Latest recommendation updates
- ATAGI has updated its advice on temporary deferral of vaccination following COVID-19 infection from 6 months to 4 months.
Recent ATAGI considerations
On Wednesday 19 January 2022, ATAGI met to consider the latest developments relating to COVID-19 immunisation. As at 19 January 2022, over 46 million doses of COVID-19 vaccines have been administered in Australia. ATAGI encourages adults aged 18 years and over to receive a booster dose as soon as they are eligible.
ATAGI continues to monitor COVID-19 epidemiology in Australia including the Omicron variant of concern and the timing of COVID-19 booster vaccinations as outlined in our 24 December 2021 advice.
Vaccination post infection
ATAGI continues to review the evidence and recommendations on vaccination post-infection in light of the recent Omicron variant.

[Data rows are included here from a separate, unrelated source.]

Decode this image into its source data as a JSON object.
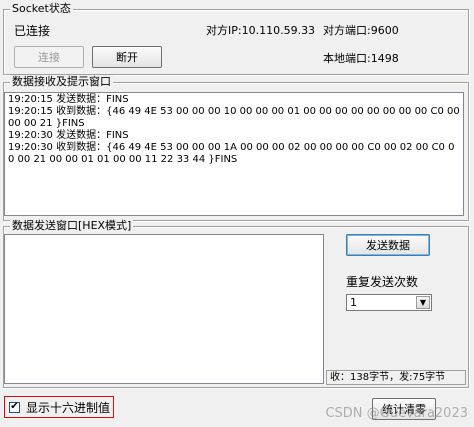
{
  "socket_group": {
    "title": "Socket状态",
    "status": "已连接",
    "remote_ip": "对方IP:10.110.59.33",
    "remote_port": "对方端口:9600",
    "local_port": "本地端口:1498",
    "connect_label": "连接",
    "disconnect_label": "断开"
  },
  "log_group": {
    "title": "数据接收及提示窗口",
    "lines": [
      "19:20:15 发送数据：FINS",
      "19:20:15 收到数据：{46 49 4E 53 00 00 00 10 00 00 00 01 00 00 00 00 00 00 00 00 C0 00 00 00 21 }FINS",
      "19:20:30 发送数据：FINS",
      "19:20:30 收到数据：{46 49 4E 53 00 00 00 1A 00 00 00 02 00 00 00 00 C0 00 02 00 C0 00 00 21 00 00 01 01 00 00 11 22 33 44 }FINS"
    ]
  },
  "send_group": {
    "title": "数据发送窗口[HEX模式]",
    "input_value": "",
    "send_button_label": "发送数据",
    "repeat_label": "重复发送次数",
    "repeat_value": "1",
    "stats_text": "收：138字节，发:75字节"
  },
  "footer": {
    "hex_display_label": "显示十六进制值",
    "hex_display_checked": true,
    "clear_stats_label": "统计清零",
    "watermark": "CSDN @Guevara2023"
  },
  "colors": {
    "window_bg": "#f0f0f0",
    "highlight_border": "#d01010"
  }
}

ATAGI has decreased the time allowable for deferral of vaccination after prior SARS-CoV-2 infection to 4 months. This is due to the increased risk of re-infection with the Omicron variant, particularly for those who had a Delta variant infection in 2021.
ATAGI continues to advise that previous infection is not a contraindication to vaccination and that vaccination can occur following recovery of acute illness from COVID-19.
Currently advice states that vaccination can occur following resolution of acute illness. A precaution for all vaccination is acute illness. This may be acute systemic signs of illness or fever. This is to avoid adverse events (including common side effects of vaccination) in an already ill person or to avoid attributing illness symptoms to vaccination.
Those with prolonged symptoms of COVID-19 should be vaccinated on a case-by-case basis.
How to stay up to date with COVID-19 vaccines
ATAGI continues to develop a framework of what is considered up-to-date with COVID-19 vaccinations. This framework includes advice on how to stay up to date to have optimal personal and population vaccination benefits. This work will feed into existing processes in the National Immunisation Program and the Australian Immunisation Register (AIR) to identify whether an individual is up to date with recommended vaccines.
ATAGI notes that the Therapeutic Goods Administration have granted provisional approval to Biocelect (on behalf of Novavax) for its COVID-19 vaccine, Nuvaxovid. ATAGI discussed recommendations on the use of Novavax in the Australian population and will release its recommendations in the coming days.
Children aged 5 to 11 years
In the weekly update from 12 January 2022, ATAGI stated the dose interval for children at higher risk of COVID-19 (e.g. some underlying medical conditions) may be shortened from 8 to 3 weeks in the context of ongoing community transmission. A list of underlying medical conditions associated with a higher risk of severe COVID-19 are available in Table 1.
Upcoming ATAGI considerations
ATAGI is monitoring evidence on boosters, including boosters for people under the age of 18. There are currently no COVID-19 vaccines registered in Australia as boosters for people under the age of 18 years.
COVID-19 vaccine safety
This week the new ATAGI COVID-19 Safety Group met for the first time to monitor known and emerging serious adverse events following immunisation and other safety issues in the delivery of COVID-19 vaccines. The ATAGI COVID-19 Safety Group will provide regular updates to the ATAGI COVID-19 Working Group. The TGA’s Weekly Report provides a detailed breakdown of adverse events following immunisation.
Resources and recent statements
ATAGI recommends review of the following key resources:
- Clinical Guidance for COVID-19 vaccination providers (new look web version of the clinical guidance)
- ATAGI Expanded guidance on temporary medical exemptions for COVID-19 vaccines.
- 24 December 2021: ATAGI Statement on the Omicron variant of concern and the timing of COVID-19 booster vaccination
- 10 December 2021: ATAGI recommendations on Pfizer COVID-19 vaccine use in children aged 5 to 11 years
- 19 January 2022: Updated ATAGI recommendations on the use of a 3rd primary dose of COVID-19 vaccine in severely immunocompromised individuals